#### ASSIGNMENT:
Scan the entries below, and for each line that includes the word "time", make a copy.

Element data from apps and pages:
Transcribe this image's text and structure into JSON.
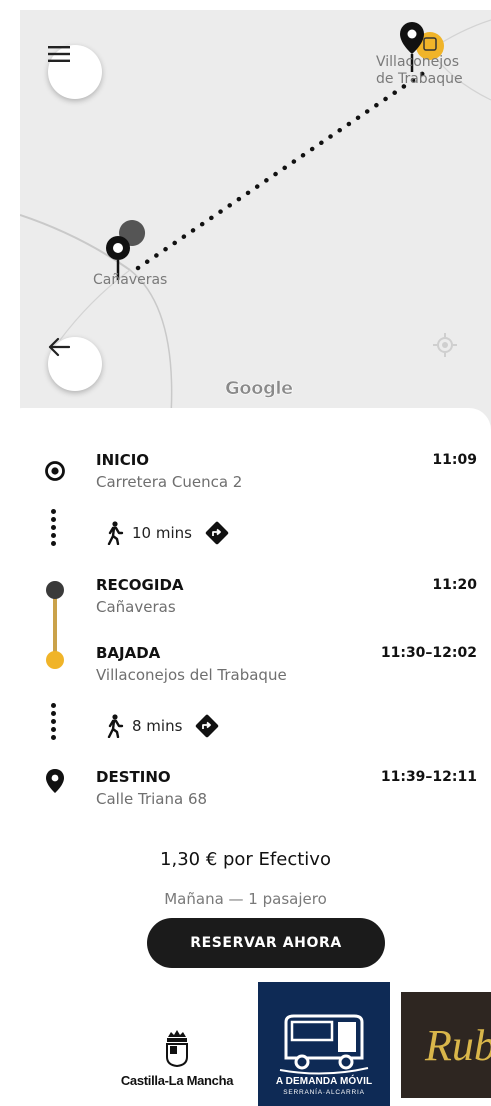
{
  "map": {
    "town_origin": "Villaconejos\nde Trabaque",
    "town_destination": "Cañaveras",
    "provider_logo": "Google",
    "menu_icon": "hamburger-menu-icon",
    "back_icon": "arrow-left-icon",
    "locate_icon": "crosshair-icon"
  },
  "trip": {
    "start": {
      "label": "INICIO",
      "address": "Carretera Cuenca 2",
      "time": "11:09"
    },
    "walk1": {
      "duration": "10 mins"
    },
    "pickup": {
      "label": "RECOGIDA",
      "address": "Cañaveras",
      "time": "11:20"
    },
    "dropoff": {
      "label": "BAJADA",
      "address": "Villaconejos del Trabaque",
      "time": "11:30–12:02"
    },
    "walk2": {
      "duration": "8 mins"
    },
    "destination": {
      "label": "DESTINO",
      "address": "Calle Triana 68",
      "time": "11:39–12:11"
    }
  },
  "booking": {
    "price": "1,30 € por Efectivo",
    "details": "Mañana — 1 pasajero",
    "button_label": "RESERVAR AHORA"
  },
  "logos": {
    "clm": "Castilla-La Mancha",
    "adm_title": "A DEMANDA MÓVIL",
    "adm_sub": "SERRANÍA·ALCARRIA",
    "rub": "Rub"
  },
  "colors": {
    "accent_yellow": "#f0b429",
    "route_dark": "#3a3a3a",
    "button_bg": "#1b1b1b",
    "adm_blue": "#0e2a55"
  }
}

#### RESULT FOR THIS EXERCISE:
      "time": "11:09"
      "time": "11:20"
      "time": "11:30–12:02"
      "time": "11:39–12:11"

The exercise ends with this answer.